+++ RECORDS SHOWN

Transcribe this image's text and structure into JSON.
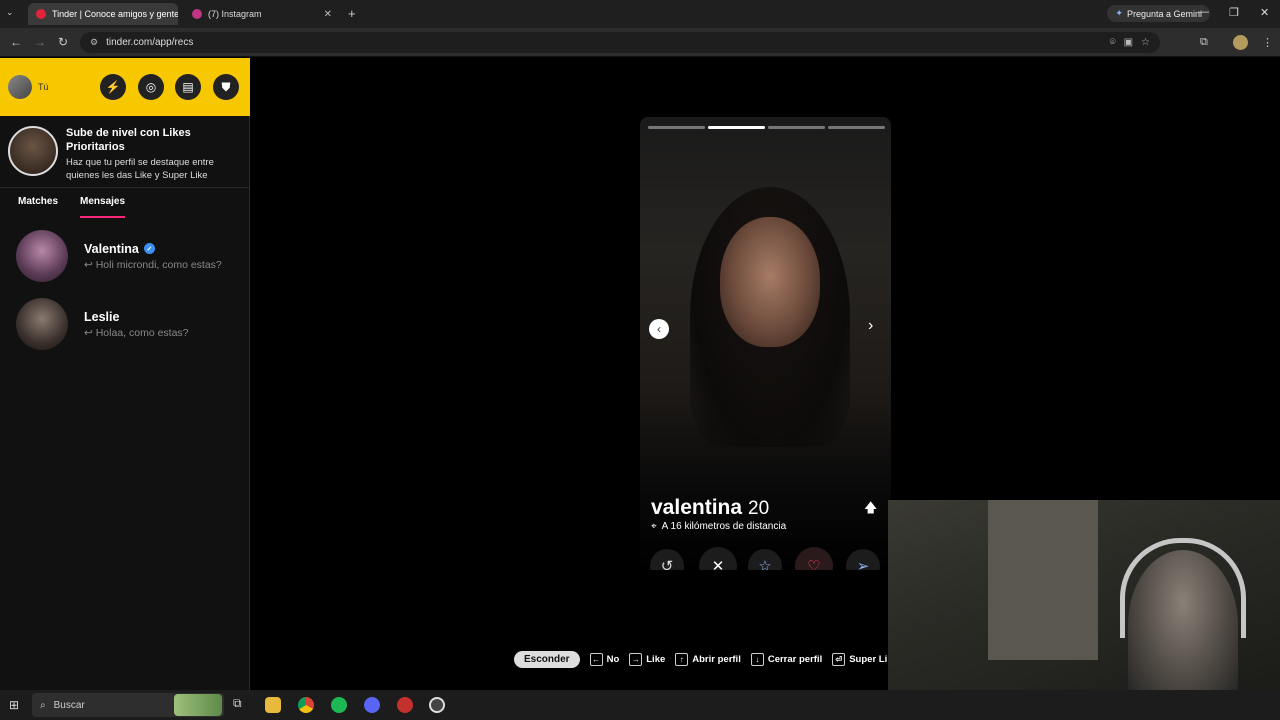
{
  "browser": {
    "tabs": [
      {
        "title": "Tinder | Conoce amigos y gente",
        "icon": "tinder-icon",
        "color": "#e0243a"
      },
      {
        "title": "(7) Instagram",
        "icon": "instagram-icon",
        "color": "#c13584"
      }
    ],
    "new_tab": "+",
    "gemini_label": "Pregunta a Gemini",
    "url": "tinder.com/app/recs"
  },
  "sidebar": {
    "user_label": "Tú",
    "header_icons": [
      "boost-icon",
      "explore-icon",
      "briefcase-icon",
      "shield-icon"
    ],
    "promo": {
      "title": "Sube de nivel con Likes Prioritarios",
      "subtitle": "Haz que tu perfil se destaque entre quienes les das Like y Super Like"
    },
    "tabs": {
      "matches": "Matches",
      "messages": "Mensajes"
    },
    "conversations": [
      {
        "name": "Valentina",
        "verified": true,
        "last_message": "Holi microndi, como estas?"
      },
      {
        "name": "Leslie",
        "verified": false,
        "last_message": "Holaa, como estas?"
      }
    ]
  },
  "card": {
    "name": "valentina",
    "age": "20",
    "distance": "A 16 kilómetros de distancia",
    "photo_count": 4,
    "current_photo": 2,
    "actions": [
      "rewind-icon",
      "nope-icon",
      "super-like-icon",
      "like-icon",
      "boost-send-icon"
    ]
  },
  "shortcuts": {
    "hide_label": "Esconder",
    "items": [
      {
        "key": "←",
        "label": "No"
      },
      {
        "key": "→",
        "label": "Like"
      },
      {
        "key": "↑",
        "label": "Abrir perfil"
      },
      {
        "key": "↓",
        "label": "Cerrar perfil"
      },
      {
        "key": "⏎",
        "label": "Super Li"
      }
    ]
  },
  "taskbar": {
    "search_placeholder": "Buscar"
  },
  "colors": {
    "tinder_yellow": "#f7c800",
    "accent_pink": "#fd267a",
    "like_red": "#ff4458",
    "superlike_blue": "#3b8ef3"
  }
}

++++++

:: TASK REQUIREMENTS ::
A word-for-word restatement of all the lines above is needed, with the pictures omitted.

:: ANSWER BOX ::
Transcribe this image's text and structure into JSON.
{
  "browser": {
    "tabs": [
      {
        "title": "Tinder | Conoce amigos y gente",
        "icon": "tinder-icon",
        "color": "#e0243a"
      },
      {
        "title": "(7) Instagram",
        "icon": "instagram-icon",
        "color": "#c13584"
      }
    ],
    "new_tab": "+",
    "gemini_label": "Pregunta a Gemini",
    "url": "tinder.com/app/recs"
  },
  "sidebar": {
    "user_label": "Tú",
    "header_icons": [
      "boost-icon",
      "explore-icon",
      "briefcase-icon",
      "shield-icon"
    ],
    "promo": {
      "title": "Sube de nivel con Likes Prioritarios",
      "subtitle": "Haz que tu perfil se destaque entre quienes les das Like y Super Like"
    },
    "tabs": {
      "matches": "Matches",
      "messages": "Mensajes"
    },
    "conversations": [
      {
        "name": "Valentina",
        "verified": true,
        "last_message": "Holi microndi, como estas?"
      },
      {
        "name": "Leslie",
        "verified": false,
        "last_message": "Holaa, como estas?"
      }
    ]
  },
  "card": {
    "name": "valentina",
    "age": "20",
    "distance": "A 16 kilómetros de distancia",
    "photo_count": 4,
    "current_photo": 2,
    "actions": [
      "rewind-icon",
      "nope-icon",
      "super-like-icon",
      "like-icon",
      "boost-send-icon"
    ]
  },
  "shortcuts": {
    "hide_label": "Esconder",
    "items": [
      {
        "key": "←",
        "label": "No"
      },
      {
        "key": "→",
        "label": "Like"
      },
      {
        "key": "↑",
        "label": "Abrir perfil"
      },
      {
        "key": "↓",
        "label": "Cerrar perfil"
      },
      {
        "key": "⏎",
        "label": "Super Li"
      }
    ]
  },
  "taskbar": {
    "search_placeholder": "Buscar"
  },
  "colors": {
    "tinder_yellow": "#f7c800",
    "accent_pink": "#fd267a",
    "like_red": "#ff4458",
    "superlike_blue": "#3b8ef3"
  }
}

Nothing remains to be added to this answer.